Historian, author and Maine Calling favorite Ken Davis joins us to talk about his latest book.

Kenneth C. Davis is an American historian and author, best known for his “Don’t Know Much About” series of history books.

Penguin Random House

Novelist, nonfiction writer, speaker, political activist; Anne Lamott discusses her new book "Almost Everything: Notes on Hope," a book divided into short chapters that explore life’s essential truths and offers encouragement about the future.

The Soul of America: The Latest Book by Author Jon Meacham

Jul 17, 2018
Gage Skidmore / Wikipedia/Creative Commons

Best-selling author Jon Meacham joins us to explain that, despite our current tumultuous times, the country has been through periods of turmoil before, and how, by looking to examples in the nation’s past, we can better understand our current political climate.

Our Towns: A New Book by Deborah & James Fallows

Jul 16, 2018

Jim and Deb Fallows spent 5 years travelling in the small propeller plane to small towns across America, including Eastport, Maine.  In their new book, they share stories of civic and economic reinvention taking place in parts of the country we often don’t hear much about.

We speak with acclaimed biographer Patricia O’Toole about her new book and why the life and times of Wilson are particularly relevant in today’s world. (O’Toole is a Maine author – she lives in Camden.)

Guest: Patricia O’Toole is the author of five books, including When Trumpets Call: Theodore Roosevelt after the White House, and The Five of Hearts: An Intimate Portrait of Henry Adams and His Friends, which was a finalist for the Pulitzer Prize, the National Book Critics Circle Award, and the Los Angeles Times Book Prize. 


Mar 13, 2014

  Each day people consume a drug derived from a natural insecticide.
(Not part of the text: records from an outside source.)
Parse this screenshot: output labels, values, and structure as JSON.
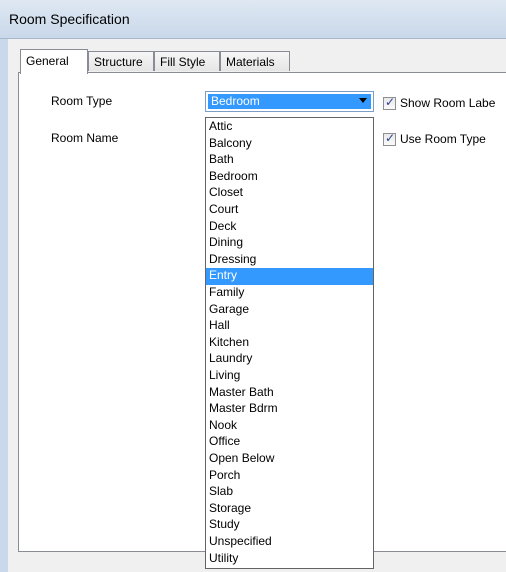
{
  "window": {
    "title": "Room Specification"
  },
  "tabs": [
    {
      "label": "General",
      "active": true
    },
    {
      "label": "Structure",
      "active": false
    },
    {
      "label": "Fill Style",
      "active": false
    },
    {
      "label": "Materials",
      "active": false
    }
  ],
  "form": {
    "room_type_label": "Room Type",
    "room_name_label": "Room Name",
    "room_type_value": "Bedroom",
    "show_room_label": {
      "label": "Show Room Labe",
      "checked": true
    },
    "use_room_type": {
      "label": "Use Room Type",
      "checked": true
    }
  },
  "dropdown": {
    "selected": "Entry",
    "options": [
      "Attic",
      "Balcony",
      "Bath",
      "Bedroom",
      "Closet",
      "Court",
      "Deck",
      "Dining",
      "Dressing",
      "Entry",
      "Family",
      "Garage",
      "Hall",
      "Kitchen",
      "Laundry",
      "Living",
      "Master Bath",
      "Master Bdrm",
      "Nook",
      "Office",
      "Open Below",
      "Porch",
      "Slab",
      "Storage",
      "Study",
      "Unspecified",
      "Utility"
    ]
  },
  "colors": {
    "selection": "#3399ff",
    "titlebar": "#c9d8ea"
  }
}
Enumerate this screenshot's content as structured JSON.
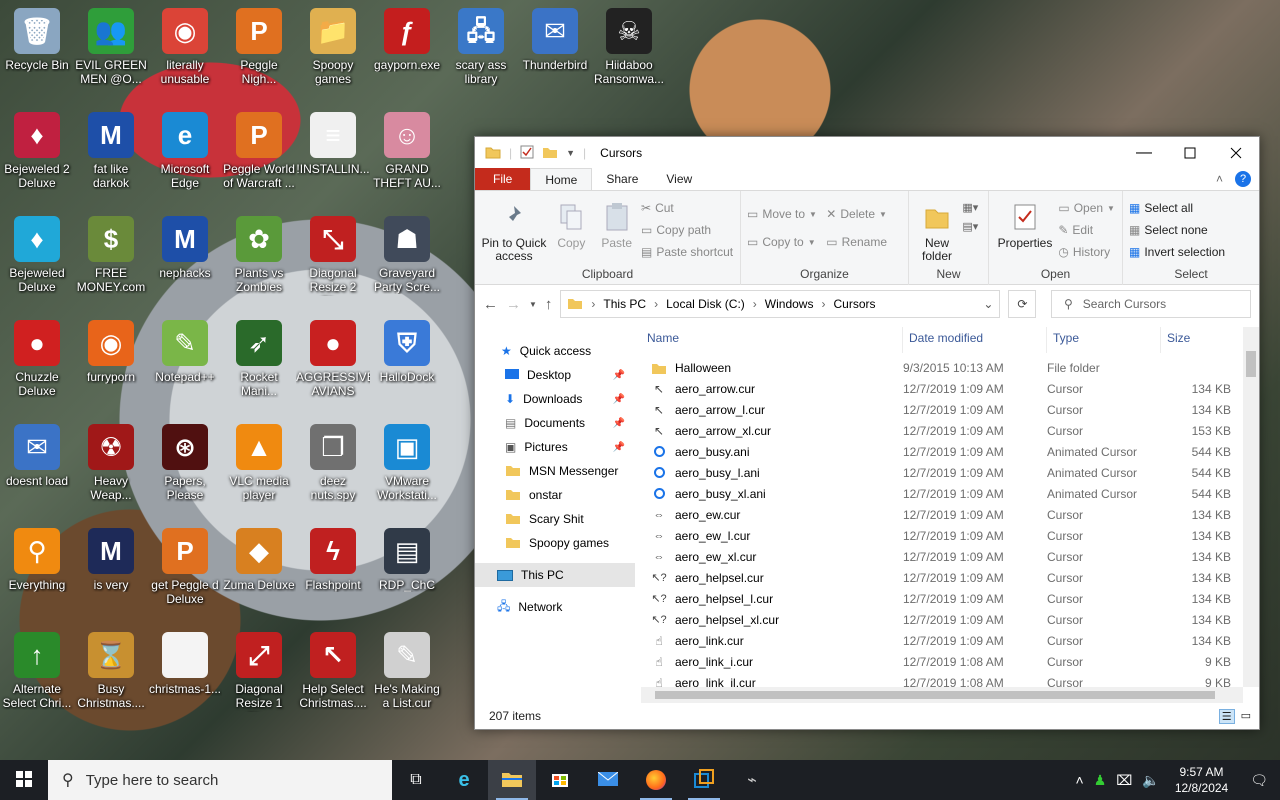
{
  "desktop": {
    "icons": [
      {
        "label": "Recycle Bin",
        "icon": "recycle-bin-icon",
        "color": "#8aa6c1",
        "glyph": "🗑"
      },
      {
        "label": "EVIL GREEN MEN @O...",
        "icon": "users-icon",
        "color": "#2f9e3a",
        "glyph": "👥"
      },
      {
        "label": "literally unusable",
        "icon": "chrome-icon",
        "color": "#db4437",
        "glyph": "◉"
      },
      {
        "label": "Peggle Nigh...",
        "icon": "peggle-icon",
        "color": "#e07020",
        "glyph": "P"
      },
      {
        "label": "Spoopy games",
        "icon": "folder-icon",
        "color": "#e0b050",
        "glyph": "📁"
      },
      {
        "label": "gayporn.exe",
        "icon": "flash-icon",
        "color": "#c41e1e",
        "glyph": "ƒ"
      },
      {
        "label": "scary ass library",
        "icon": "network-icon",
        "color": "#3a78c8",
        "glyph": "🖧"
      },
      {
        "label": "Thunderbird",
        "icon": "thunderbird-icon",
        "color": "#3b73c6",
        "glyph": "✉"
      },
      {
        "label": "Hiidaboo Ransomwa...",
        "icon": "ransomware-icon",
        "color": "#222",
        "glyph": "☠"
      },
      {
        "label": "Bejeweled 2 Deluxe",
        "icon": "bejeweled-icon",
        "color": "#c02040",
        "glyph": "♦"
      },
      {
        "label": "fat like darkok",
        "icon": "mpi-icon",
        "color": "#1e4fa8",
        "glyph": "M"
      },
      {
        "label": "Microsoft Edge",
        "icon": "edge-icon",
        "color": "#1a8ad4",
        "glyph": "e"
      },
      {
        "label": "Peggle World of Warcraft ...",
        "icon": "peggle-icon",
        "color": "#e07020",
        "glyph": "P"
      },
      {
        "label": "!INSTALLIN...",
        "icon": "document-icon",
        "color": "#f0f0f0",
        "glyph": "≡"
      },
      {
        "label": "GRAND THEFT AU...",
        "icon": "anime-icon",
        "color": "#d88aa0",
        "glyph": "☺"
      },
      {
        "label": "Bejeweled Deluxe",
        "icon": "bejeweled-icon",
        "color": "#20a8d8",
        "glyph": "♦"
      },
      {
        "label": "FREE MONEY.com",
        "icon": "money-icon",
        "color": "#6a8a3a",
        "glyph": "$"
      },
      {
        "label": "nephacks",
        "icon": "mpi-icon",
        "color": "#1e4fa8",
        "glyph": "M"
      },
      {
        "label": "Plants vs Zombies",
        "icon": "plant-icon",
        "color": "#5a9a3a",
        "glyph": "✿"
      },
      {
        "label": "Diagonal Resize 2 Ch...",
        "icon": "resize-icon",
        "color": "#c02020",
        "glyph": "⤡"
      },
      {
        "label": "Graveyard Party Scre...",
        "icon": "graveyard-icon",
        "color": "#404a5a",
        "glyph": "☗"
      },
      {
        "label": "Chuzzle Deluxe",
        "icon": "chuzzle-icon",
        "color": "#d02020",
        "glyph": "●"
      },
      {
        "label": "furryporn",
        "icon": "firefox-icon",
        "color": "#e8641a",
        "glyph": "◉"
      },
      {
        "label": "Notepad++",
        "icon": "notepad-icon",
        "color": "#7ab648",
        "glyph": "✎"
      },
      {
        "label": "Rocket Mani...",
        "icon": "rocket-icon",
        "color": "#2a6a2a",
        "glyph": "➶"
      },
      {
        "label": "AGGRESSIVE AVIANS",
        "icon": "angry-bird-icon",
        "color": "#c82020",
        "glyph": "●"
      },
      {
        "label": "HalloDock",
        "icon": "shield-icon",
        "color": "#3a7ad8",
        "glyph": "⛨"
      },
      {
        "label": "doesnt load",
        "icon": "thunderbird-icon",
        "color": "#3b73c6",
        "glyph": "✉"
      },
      {
        "label": "Heavy Weap...",
        "icon": "heavy-weapon-icon",
        "color": "#a01818",
        "glyph": "☢"
      },
      {
        "label": "Papers, Please",
        "icon": "papers-icon",
        "color": "#501010",
        "glyph": "⊛"
      },
      {
        "label": "VLC media player",
        "icon": "vlc-icon",
        "color": "#f08a10",
        "glyph": "▲"
      },
      {
        "label": "deez nuts.spy",
        "icon": "files-icon",
        "color": "#707070",
        "glyph": "❐"
      },
      {
        "label": "VMware Workstati...",
        "icon": "vmware-icon",
        "color": "#1a8ad4",
        "glyph": "▣"
      },
      {
        "label": "Everything",
        "icon": "search-icon",
        "color": "#f08a10",
        "glyph": "⚲"
      },
      {
        "label": "is very",
        "icon": "mpi-icon",
        "color": "#1e2a58",
        "glyph": "M"
      },
      {
        "label": "get Peggle d Deluxe",
        "icon": "peggle-icon",
        "color": "#e07020",
        "glyph": "P"
      },
      {
        "label": "Zuma Deluxe",
        "icon": "zuma-icon",
        "color": "#d88020",
        "glyph": "◆"
      },
      {
        "label": "Flashpoint",
        "icon": "flashpoint-icon",
        "color": "#c02020",
        "glyph": "ϟ"
      },
      {
        "label": "RDP_ChC",
        "icon": "rdp-icon",
        "color": "#303a48",
        "glyph": "▤"
      },
      {
        "label": "Alternate Select Chri...",
        "icon": "cursor-icon",
        "color": "#2a8a2a",
        "glyph": "↑"
      },
      {
        "label": "Busy Christmas....",
        "icon": "hourglass-icon",
        "color": "#c89030",
        "glyph": "⌛"
      },
      {
        "label": "christmas-1...",
        "icon": "file-icon",
        "color": "#f4f4f4",
        "glyph": " "
      },
      {
        "label": "Diagonal Resize 1 Ch...",
        "icon": "resize-icon",
        "color": "#c02020",
        "glyph": "⤢"
      },
      {
        "label": "Help Select Christmas....",
        "icon": "cursor-icon",
        "color": "#c02020",
        "glyph": "↖"
      },
      {
        "label": "He's Making a List.cur",
        "icon": "list-cursor-icon",
        "color": "#d0d0d0",
        "glyph": "✎"
      }
    ]
  },
  "explorer": {
    "title": "Cursors",
    "tabs": {
      "file": "File",
      "home": "Home",
      "share": "Share",
      "view": "View"
    },
    "ribbon": {
      "clipboard": {
        "group": "Clipboard",
        "pin": "Pin to Quick access",
        "copy": "Copy",
        "paste": "Paste",
        "cut": "Cut",
        "copy_path": "Copy path",
        "paste_shortcut": "Paste shortcut"
      },
      "organize": {
        "group": "Organize",
        "move_to": "Move to",
        "copy_to": "Copy to",
        "delete": "Delete",
        "rename": "Rename"
      },
      "new": {
        "group": "New",
        "new_folder": "New folder"
      },
      "open": {
        "group": "Open",
        "properties": "Properties",
        "open": "Open",
        "edit": "Edit",
        "history": "History"
      },
      "select": {
        "group": "Select",
        "select_all": "Select all",
        "select_none": "Select none",
        "invert": "Invert selection"
      }
    },
    "address": {
      "crumbs": [
        "This PC",
        "Local Disk (C:)",
        "Windows",
        "Cursors"
      ],
      "search_placeholder": "Search Cursors"
    },
    "nav": {
      "quick_access": "Quick access",
      "pinned": [
        {
          "label": "Desktop",
          "icon": "desktop-icon",
          "pinned": true
        },
        {
          "label": "Downloads",
          "icon": "downloads-icon",
          "pinned": true
        },
        {
          "label": "Documents",
          "icon": "documents-icon",
          "pinned": true
        },
        {
          "label": "Pictures",
          "icon": "pictures-icon",
          "pinned": true
        },
        {
          "label": "MSN Messenger",
          "icon": "folder-icon",
          "pinned": false
        },
        {
          "label": "onstar",
          "icon": "folder-icon",
          "pinned": false
        },
        {
          "label": "Scary Shit",
          "icon": "folder-icon",
          "pinned": false
        },
        {
          "label": "Spoopy games",
          "icon": "folder-icon",
          "pinned": false
        }
      ],
      "this_pc": "This PC",
      "network": "Network"
    },
    "columns": {
      "name": "Name",
      "date": "Date modified",
      "type": "Type",
      "size": "Size"
    },
    "files": [
      {
        "name": "Halloween",
        "date": "9/3/2015 10:13 AM",
        "type": "File folder",
        "size": "",
        "icon": "folder-icon"
      },
      {
        "name": "aero_arrow.cur",
        "date": "12/7/2019 1:09 AM",
        "type": "Cursor",
        "size": "134 KB",
        "icon": "arrow-cursor-icon"
      },
      {
        "name": "aero_arrow_l.cur",
        "date": "12/7/2019 1:09 AM",
        "type": "Cursor",
        "size": "134 KB",
        "icon": "arrow-cursor-icon"
      },
      {
        "name": "aero_arrow_xl.cur",
        "date": "12/7/2019 1:09 AM",
        "type": "Cursor",
        "size": "153 KB",
        "icon": "arrow-cursor-icon"
      },
      {
        "name": "aero_busy.ani",
        "date": "12/7/2019 1:09 AM",
        "type": "Animated Cursor",
        "size": "544 KB",
        "icon": "busy-cursor-icon"
      },
      {
        "name": "aero_busy_l.ani",
        "date": "12/7/2019 1:09 AM",
        "type": "Animated Cursor",
        "size": "544 KB",
        "icon": "busy-cursor-icon"
      },
      {
        "name": "aero_busy_xl.ani",
        "date": "12/7/2019 1:09 AM",
        "type": "Animated Cursor",
        "size": "544 KB",
        "icon": "busy-cursor-icon"
      },
      {
        "name": "aero_ew.cur",
        "date": "12/7/2019 1:09 AM",
        "type": "Cursor",
        "size": "134 KB",
        "icon": "ew-resize-cursor-icon"
      },
      {
        "name": "aero_ew_l.cur",
        "date": "12/7/2019 1:09 AM",
        "type": "Cursor",
        "size": "134 KB",
        "icon": "ew-resize-cursor-icon"
      },
      {
        "name": "aero_ew_xl.cur",
        "date": "12/7/2019 1:09 AM",
        "type": "Cursor",
        "size": "134 KB",
        "icon": "ew-resize-cursor-icon"
      },
      {
        "name": "aero_helpsel.cur",
        "date": "12/7/2019 1:09 AM",
        "type": "Cursor",
        "size": "134 KB",
        "icon": "help-cursor-icon"
      },
      {
        "name": "aero_helpsel_l.cur",
        "date": "12/7/2019 1:09 AM",
        "type": "Cursor",
        "size": "134 KB",
        "icon": "help-cursor-icon"
      },
      {
        "name": "aero_helpsel_xl.cur",
        "date": "12/7/2019 1:09 AM",
        "type": "Cursor",
        "size": "134 KB",
        "icon": "help-cursor-icon"
      },
      {
        "name": "aero_link.cur",
        "date": "12/7/2019 1:09 AM",
        "type": "Cursor",
        "size": "134 KB",
        "icon": "hand-cursor-icon"
      },
      {
        "name": "aero_link_i.cur",
        "date": "12/7/2019 1:08 AM",
        "type": "Cursor",
        "size": "9 KB",
        "icon": "hand-cursor-icon"
      },
      {
        "name": "aero_link_il.cur",
        "date": "12/7/2019 1:08 AM",
        "type": "Cursor",
        "size": "9 KB",
        "icon": "hand-cursor-icon"
      }
    ],
    "status": "207 items"
  },
  "taskbar": {
    "search_placeholder": "Type here to search",
    "time": "9:57 AM",
    "date": "12/8/2024"
  },
  "colors": {
    "accent": "#0078d7",
    "file_tab": "#c42b1c",
    "taskbar": "#1c1f24",
    "folder": "#f1c75b"
  }
}
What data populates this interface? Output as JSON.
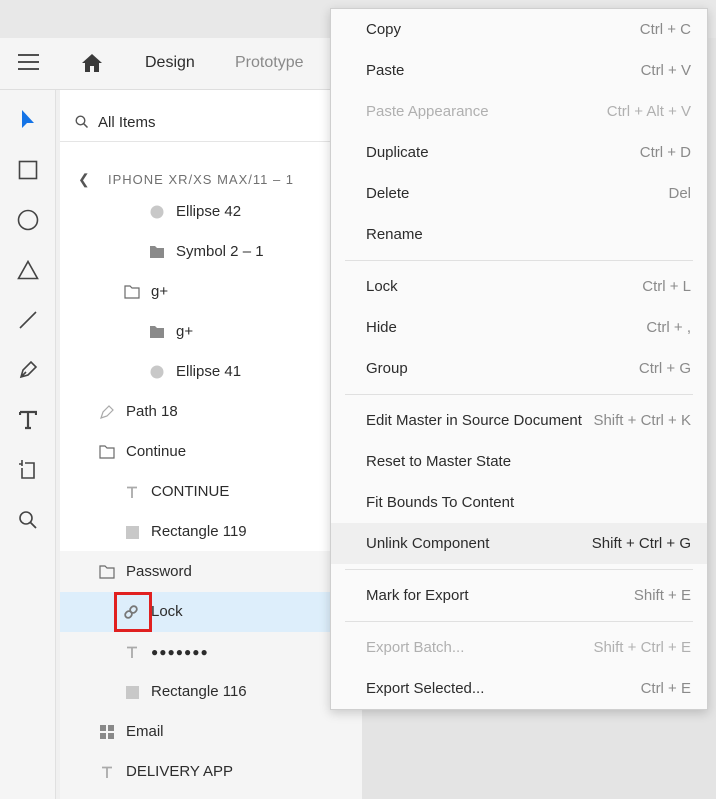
{
  "header": {
    "tabs": [
      "Design",
      "Prototype"
    ]
  },
  "search": {
    "placeholder": "All Items"
  },
  "breadcrumb": {
    "label": "IPHONE XR/XS MAX/11 – 1"
  },
  "layers": [
    {
      "label": "Ellipse 42",
      "icon": "ellipse-icon"
    },
    {
      "label": "Symbol 2 – 1",
      "icon": "folder-icon"
    },
    {
      "label": "g+",
      "icon": "folder-outline-icon"
    },
    {
      "label": "g+",
      "icon": "folder-icon"
    },
    {
      "label": "Ellipse 41",
      "icon": "ellipse-icon"
    },
    {
      "label": "Path 18",
      "icon": "pen-icon"
    },
    {
      "label": "Continue",
      "icon": "folder-outline-icon"
    },
    {
      "label": "CONTINUE",
      "icon": "text-icon"
    },
    {
      "label": "Rectangle 119",
      "icon": "rectangle-icon"
    },
    {
      "label": "Password",
      "icon": "folder-outline-icon"
    },
    {
      "label": "Lock",
      "icon": "link-icon"
    },
    {
      "label": "●●●●●●●",
      "icon": "text-icon"
    },
    {
      "label": "Rectangle 116",
      "icon": "rectangle-icon"
    },
    {
      "label": "Email",
      "icon": "repeat-grid-icon"
    },
    {
      "label": "DELIVERY APP",
      "icon": "text-icon"
    }
  ],
  "context_menu": {
    "items": [
      {
        "label": "Copy",
        "shortcut": "Ctrl + C"
      },
      {
        "label": "Paste",
        "shortcut": "Ctrl + V"
      },
      {
        "label": "Paste Appearance",
        "shortcut": "Ctrl + Alt + V"
      },
      {
        "label": "Duplicate",
        "shortcut": "Ctrl + D"
      },
      {
        "label": "Delete",
        "shortcut": "Del"
      },
      {
        "label": "Rename",
        "shortcut": ""
      },
      {
        "label": "Lock",
        "shortcut": "Ctrl + L"
      },
      {
        "label": "Hide",
        "shortcut": "Ctrl + ,"
      },
      {
        "label": "Group",
        "shortcut": "Ctrl + G"
      },
      {
        "label": "Edit Master in Source Document",
        "shortcut": "Shift + Ctrl + K"
      },
      {
        "label": "Reset to Master State",
        "shortcut": ""
      },
      {
        "label": "Fit Bounds To Content",
        "shortcut": ""
      },
      {
        "label": "Unlink Component",
        "shortcut": "Shift + Ctrl + G"
      },
      {
        "label": "Mark for Export",
        "shortcut": "Shift + E"
      },
      {
        "label": "Export Batch...",
        "shortcut": "Shift + Ctrl + E"
      },
      {
        "label": "Export Selected...",
        "shortcut": "Ctrl + E"
      }
    ]
  },
  "colors": {
    "accent": "#1473e6",
    "selection": "#ddeefb",
    "highlight_box": "#e02020"
  }
}
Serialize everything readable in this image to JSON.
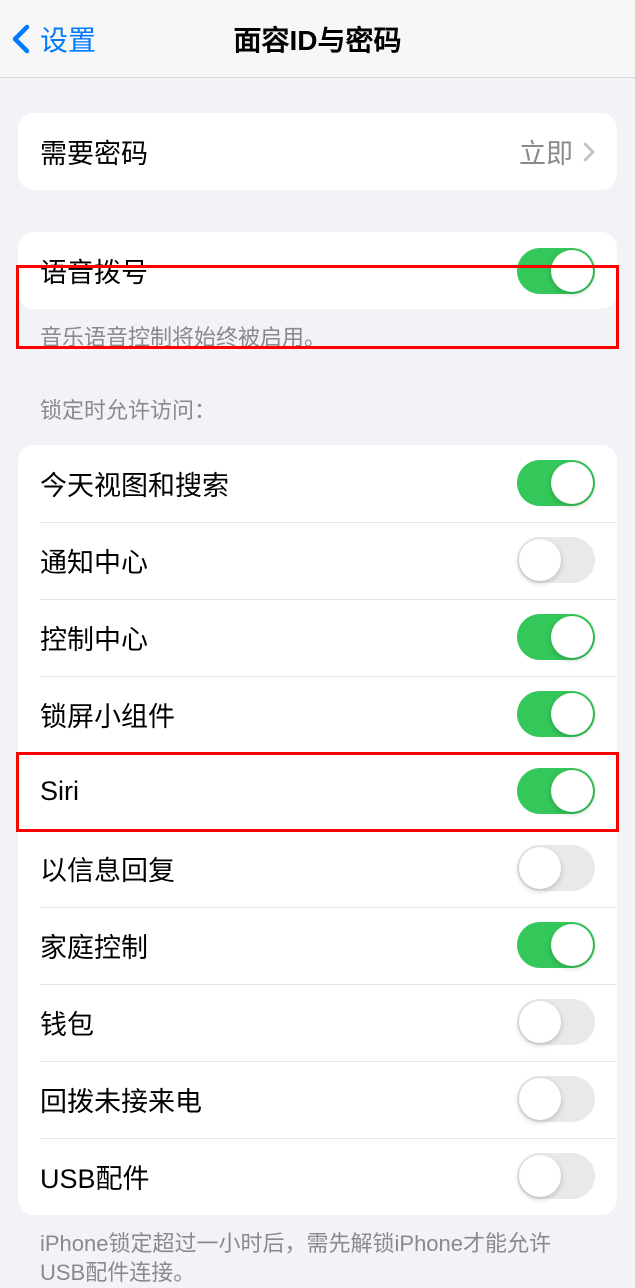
{
  "header": {
    "back_label": "设置",
    "title": "面容ID与密码"
  },
  "passcode_group": {
    "require_passcode": {
      "label": "需要密码",
      "value": "立即"
    }
  },
  "voice_dial": {
    "label": "语音拨号",
    "on": true,
    "footer": "音乐语音控制将始终被启用。"
  },
  "locked_access": {
    "header": "锁定时允许访问：",
    "items": [
      {
        "label": "今天视图和搜索",
        "on": true
      },
      {
        "label": "通知中心",
        "on": false
      },
      {
        "label": "控制中心",
        "on": true
      },
      {
        "label": "锁屏小组件",
        "on": true
      },
      {
        "label": "Siri",
        "on": true
      },
      {
        "label": "以信息回复",
        "on": false
      },
      {
        "label": "家庭控制",
        "on": true
      },
      {
        "label": "钱包",
        "on": false
      },
      {
        "label": "回拨未接来电",
        "on": false
      },
      {
        "label": "USB配件",
        "on": false
      }
    ],
    "footer": "iPhone锁定超过一小时后，需先解锁iPhone才能允许USB配件连接。"
  }
}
That drug is caffeine and former MPBN News reporter Murray Carpenter has written a book on the subject titled Caffeinated: How Our Daily Habit Helps, Hurts and Hooks Us.

Host Keith Shortall speaks with:

Murray Carpenter, author of Caffeinated: How Our Daily Habit Helps, Hurts and Hooks Us.

"The Country of the Pointed Firs" by Sarah Orne Jewett Edit | Remove